**TASK PROMPT**
I need all the entries repeated exactly as written.

**STORED DATA**

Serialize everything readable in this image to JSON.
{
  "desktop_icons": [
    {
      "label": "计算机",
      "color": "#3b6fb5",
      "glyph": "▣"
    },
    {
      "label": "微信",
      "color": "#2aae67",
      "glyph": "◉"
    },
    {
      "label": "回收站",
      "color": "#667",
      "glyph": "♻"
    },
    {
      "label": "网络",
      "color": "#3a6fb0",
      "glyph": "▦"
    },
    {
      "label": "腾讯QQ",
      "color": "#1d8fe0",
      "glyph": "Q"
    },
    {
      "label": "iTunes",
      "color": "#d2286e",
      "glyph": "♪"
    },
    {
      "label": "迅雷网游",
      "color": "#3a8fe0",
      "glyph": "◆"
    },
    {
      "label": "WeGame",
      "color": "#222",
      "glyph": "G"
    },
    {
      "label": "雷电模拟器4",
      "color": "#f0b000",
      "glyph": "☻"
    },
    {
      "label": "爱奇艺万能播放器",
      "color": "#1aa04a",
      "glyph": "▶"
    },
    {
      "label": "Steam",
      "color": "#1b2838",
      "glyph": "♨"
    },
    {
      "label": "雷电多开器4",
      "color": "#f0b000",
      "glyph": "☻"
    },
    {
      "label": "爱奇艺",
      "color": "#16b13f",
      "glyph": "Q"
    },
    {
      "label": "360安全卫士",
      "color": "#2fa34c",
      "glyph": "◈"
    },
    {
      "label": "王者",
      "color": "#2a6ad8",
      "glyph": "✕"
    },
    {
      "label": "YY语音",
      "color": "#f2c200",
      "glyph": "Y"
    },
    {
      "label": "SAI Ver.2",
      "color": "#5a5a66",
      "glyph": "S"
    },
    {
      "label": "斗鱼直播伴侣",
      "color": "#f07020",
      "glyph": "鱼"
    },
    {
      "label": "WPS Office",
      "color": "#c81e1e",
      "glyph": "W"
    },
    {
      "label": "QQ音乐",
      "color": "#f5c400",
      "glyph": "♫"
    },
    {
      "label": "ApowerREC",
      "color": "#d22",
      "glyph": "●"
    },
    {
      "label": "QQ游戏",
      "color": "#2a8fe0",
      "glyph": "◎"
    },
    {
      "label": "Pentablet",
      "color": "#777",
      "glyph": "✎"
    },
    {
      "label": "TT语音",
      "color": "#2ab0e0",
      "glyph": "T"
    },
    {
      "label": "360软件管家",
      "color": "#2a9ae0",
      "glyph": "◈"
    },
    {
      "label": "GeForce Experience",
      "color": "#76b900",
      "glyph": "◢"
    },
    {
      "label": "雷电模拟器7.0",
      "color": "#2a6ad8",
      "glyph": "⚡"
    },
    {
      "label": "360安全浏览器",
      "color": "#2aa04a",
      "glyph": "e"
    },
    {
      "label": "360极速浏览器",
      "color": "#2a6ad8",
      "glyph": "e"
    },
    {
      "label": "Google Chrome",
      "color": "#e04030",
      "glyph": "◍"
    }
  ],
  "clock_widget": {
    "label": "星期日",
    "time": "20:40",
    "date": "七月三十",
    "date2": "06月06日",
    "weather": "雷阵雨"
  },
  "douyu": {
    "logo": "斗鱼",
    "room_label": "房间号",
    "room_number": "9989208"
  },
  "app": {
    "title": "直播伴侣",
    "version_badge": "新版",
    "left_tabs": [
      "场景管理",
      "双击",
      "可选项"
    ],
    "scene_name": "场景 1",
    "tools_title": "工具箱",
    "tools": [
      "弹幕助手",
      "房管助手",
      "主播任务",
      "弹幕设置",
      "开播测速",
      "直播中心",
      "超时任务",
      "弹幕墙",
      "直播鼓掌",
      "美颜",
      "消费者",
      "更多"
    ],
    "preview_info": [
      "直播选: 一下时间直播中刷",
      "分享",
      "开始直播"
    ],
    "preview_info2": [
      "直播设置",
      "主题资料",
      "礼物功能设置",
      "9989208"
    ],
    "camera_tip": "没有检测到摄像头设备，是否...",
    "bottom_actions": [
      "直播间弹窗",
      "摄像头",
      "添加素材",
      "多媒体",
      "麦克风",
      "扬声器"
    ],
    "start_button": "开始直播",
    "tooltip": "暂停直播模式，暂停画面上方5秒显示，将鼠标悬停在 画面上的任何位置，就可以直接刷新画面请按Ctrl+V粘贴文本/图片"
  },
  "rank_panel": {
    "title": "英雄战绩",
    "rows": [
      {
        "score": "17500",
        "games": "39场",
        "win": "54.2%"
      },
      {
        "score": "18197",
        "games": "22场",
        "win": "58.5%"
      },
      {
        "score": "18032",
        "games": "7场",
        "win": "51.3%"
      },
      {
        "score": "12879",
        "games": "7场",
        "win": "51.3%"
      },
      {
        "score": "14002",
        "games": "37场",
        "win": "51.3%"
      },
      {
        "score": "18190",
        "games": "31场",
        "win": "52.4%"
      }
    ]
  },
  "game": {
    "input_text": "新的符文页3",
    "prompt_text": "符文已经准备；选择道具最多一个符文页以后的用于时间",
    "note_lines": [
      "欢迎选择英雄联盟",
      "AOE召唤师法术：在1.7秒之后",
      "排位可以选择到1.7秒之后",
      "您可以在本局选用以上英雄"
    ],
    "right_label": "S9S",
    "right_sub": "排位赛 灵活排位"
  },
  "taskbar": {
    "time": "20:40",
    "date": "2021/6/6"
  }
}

**RESPONSE AREA**
Serialize everything readable in this image to JSON.
{
  "desktop_icons": [
    {
      "label": "计算机",
      "color": "#3b6fb5",
      "glyph": "▣"
    },
    {
      "label": "微信",
      "color": "#2aae67",
      "glyph": "◉"
    },
    {
      "label": "回收站",
      "color": "#667",
      "glyph": "♻"
    },
    {
      "label": "网络",
      "color": "#3a6fb0",
      "glyph": "▦"
    },
    {
      "label": "腾讯QQ",
      "color": "#1d8fe0",
      "glyph": "Q"
    },
    {
      "label": "iTunes",
      "color": "#d2286e",
      "glyph": "♪"
    },
    {
      "label": "迅雷网游",
      "color": "#3a8fe0",
      "glyph": "◆"
    },
    {
      "label": "WeGame",
      "color": "#222",
      "glyph": "G"
    },
    {
      "label": "雷电模拟器4",
      "color": "#f0b000",
      "glyph": "☻"
    },
    {
      "label": "爱奇艺万能播放器",
      "color": "#1aa04a",
      "glyph": "▶"
    },
    {
      "label": "Steam",
      "color": "#1b2838",
      "glyph": "♨"
    },
    {
      "label": "雷电多开器4",
      "color": "#f0b000",
      "glyph": "☻"
    },
    {
      "label": "爱奇艺",
      "color": "#16b13f",
      "glyph": "Q"
    },
    {
      "label": "360安全卫士",
      "color": "#2fa34c",
      "glyph": "◈"
    },
    {
      "label": "王者",
      "color": "#2a6ad8",
      "glyph": "✕"
    },
    {
      "label": "YY语音",
      "color": "#f2c200",
      "glyph": "Y"
    },
    {
      "label": "SAI Ver.2",
      "color": "#5a5a66",
      "glyph": "S"
    },
    {
      "label": "斗鱼直播伴侣",
      "color": "#f07020",
      "glyph": "鱼"
    },
    {
      "label": "WPS Office",
      "color": "#c81e1e",
      "glyph": "W"
    },
    {
      "label": "QQ音乐",
      "color": "#f5c400",
      "glyph": "♫"
    },
    {
      "label": "ApowerREC",
      "color": "#d22",
      "glyph": "●"
    },
    {
      "label": "QQ游戏",
      "color": "#2a8fe0",
      "glyph": "◎"
    },
    {
      "label": "Pentablet",
      "color": "#777",
      "glyph": "✎"
    },
    {
      "label": "TT语音",
      "color": "#2ab0e0",
      "glyph": "T"
    },
    {
      "label": "360软件管家",
      "color": "#2a9ae0",
      "glyph": "◈"
    },
    {
      "label": "GeForce Experience",
      "color": "#76b900",
      "glyph": "◢"
    },
    {
      "label": "雷电模拟器7.0",
      "color": "#2a6ad8",
      "glyph": "⚡"
    },
    {
      "label": "360安全浏览器",
      "color": "#2aa04a",
      "glyph": "e"
    },
    {
      "label": "360极速浏览器",
      "color": "#2a6ad8",
      "glyph": "e"
    },
    {
      "label": "Google Chrome",
      "color": "#e04030",
      "glyph": "◍"
    }
  ],
  "clock_widget": {
    "label": "星期日",
    "time": "20:40",
    "date": "七月三十",
    "date2": "06月06日",
    "weather": "雷阵雨"
  },
  "douyu": {
    "logo": "斗鱼",
    "room_label": "房间号",
    "room_number": "9989208"
  },
  "app": {
    "title": "直播伴侣",
    "version_badge": "新版",
    "left_tabs": [
      "场景管理",
      "双击",
      "可选项"
    ],
    "scene_name": "场景 1",
    "tools_title": "工具箱",
    "tools": [
      "弹幕助手",
      "房管助手",
      "主播任务",
      "弹幕设置",
      "开播测速",
      "直播中心",
      "超时任务",
      "弹幕墙",
      "直播鼓掌",
      "美颜",
      "消费者",
      "更多"
    ],
    "preview_info": [
      "直播选: 一下时间直播中刷",
      "分享",
      "开始直播"
    ],
    "preview_info2": [
      "直播设置",
      "主题资料",
      "礼物功能设置",
      "9989208"
    ],
    "camera_tip": "没有检测到摄像头设备，是否...",
    "bottom_actions": [
      "直播间弹窗",
      "摄像头",
      "添加素材",
      "多媒体",
      "麦克风",
      "扬声器"
    ],
    "start_button": "开始直播",
    "tooltip": "暂停直播模式，暂停画面上方5秒显示，将鼠标悬停在 画面上的任何位置，就可以直接刷新画面请按Ctrl+V粘贴文本/图片"
  },
  "rank_panel": {
    "title": "英雄战绩",
    "rows": [
      {
        "score": "17500",
        "games": "39场",
        "win": "54.2%"
      },
      {
        "score": "18197",
        "games": "22场",
        "win": "58.5%"
      },
      {
        "score": "18032",
        "games": "7场",
        "win": "51.3%"
      },
      {
        "score": "12879",
        "games": "7场",
        "win": "51.3%"
      },
      {
        "score": "14002",
        "games": "37场",
        "win": "51.3%"
      },
      {
        "score": "18190",
        "games": "31场",
        "win": "52.4%"
      }
    ]
  },
  "game": {
    "input_text": "新的符文页3",
    "prompt_text": "符文已经准备；选择道具最多一个符文页以后的用于时间",
    "note_lines": [
      "欢迎选择英雄联盟",
      "AOE召唤师法术：在1.7秒之后",
      "排位可以选择到1.7秒之后",
      "您可以在本局选用以上英雄"
    ],
    "right_label": "S9S",
    "right_sub": "排位赛 灵活排位"
  },
  "taskbar": {
    "time": "20:40",
    "date": "2021/6/6"
  }
}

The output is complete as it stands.